One of the world’s most impressive archaeological sites on a high plateau in the Basin of Mexico is Teotihuacán, a city that continues to baffle historians. It is unknown what race of people built it, what they used it for, or why it was deserted. While the remnants are astonishing, it is believed that 90 percent of the city is still buried under the dry Mexican soil. This great city at its peak once held upwards of 200,000 inhabitants, so what exactly happened to Teotihuacán?

The name Teotihuacán, translates to “The great city where men become gods”, was given to the city by later Aztec races who were amazed by this marvelous metropolitan structure. The nucleus of the 8-square mile city is a giant building referred to as the Pyramid of the Sun, which is a 216-foot tall, and 700-foot wide building with a temple at its peak indicating that the city was ruled by an aboriginal religion. At the bottom of the Pyramid of the Sun is a 3-mile road which runs north to south. The Aztecs dubbed this road the ‘Avenue of the Dead’, because the mounds on the side of it looked like tombs. In actuality, they were temples, as it has since been discovered that the Teotihuacán lay their dead to rest inside their own houses.

At the northern end of the Avenue of the Dead, close to the Pyramid of the Sun was a smaller structure, named Pyramid of the Moon. At the southern end of the Avenue of the Dead, was the third largest pyramid called Temple of the Feathered Serpent, which was surrounded by a structure with high walls and a large courtyard called ‘The Citadel”. The courtyard was big enough to house the entire population of Teotihuacán. Shortly after 200 AD, another road was built intersecting the Avenue of the Dead at its halfway point which divided the city into a grid system of four quarters. The houses were built as a network of adjacent residences connected by patios complete with functioning drainage, and water-supply systems. The building of the city began in 200 Bc, with the major structured being constructed in 1 AD. By 500 AD, the city already had 100,000 people, and within 200 years, the population had doubled.

Archaeologists and enthusiastic historians do not really know who the inhabitants were. The civilization thrived much too early to be the Aztecs, and despite having similar styles of architecture and social engineering, the Toltec race didn’t appear until 200 years after the building of Teotihuacán. It is suspected that the Olmecs, a race of great builders who flourished in 1500 BC through 1 AD, could possibly be there ancestors but there is no credible proof to confirm this as the records left behind by the Teotihuacán have never been successfully translated. Whoever did establish the city of Teotihuacán, did so with a sense of intelligence and a strict regard for religion.

Teotihuacán was abandoned around the year 800 AD, despite the inhabitants having a structured and privileged life.
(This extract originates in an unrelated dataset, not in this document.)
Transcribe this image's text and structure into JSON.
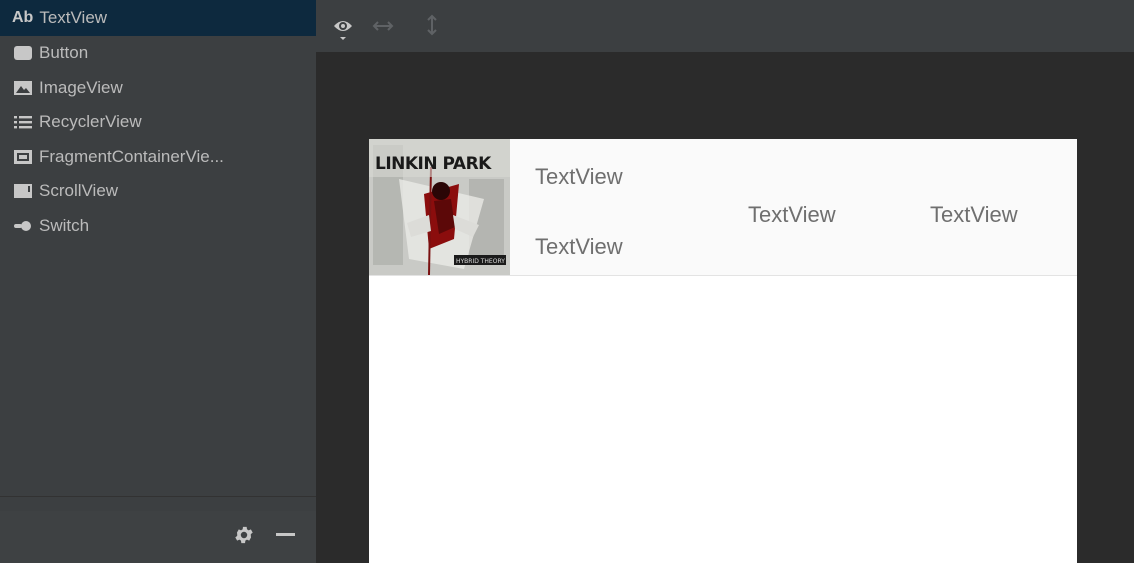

The causes of the fall are unknown, but possibilities include that the population may have been too great, a prolonged drought, or an epidemic. It’s more likely that an internal conflict ensued, or conflict with invading groups attacking the city such as barbarians from the northern region. Excavations have found that large fires were started in the city during its last days, mostly involving structures and dwellings associated with the ruling class. Which make some suggest that the burning was from an internal uprising.

While the origins of Teotihuacán is unknown, it seemed to have a cast influence throughout the Mexican region. Experts contemplate the notion that the fleeing citizens of Teotihuacán founded another town with similar pyramid structures at a site a 1000 miles away in Kaminaljuyú. Even though there has been a 100 years of intense historical investigation, the mystery of Teotihuacán remains just as it has for over a thousand years now.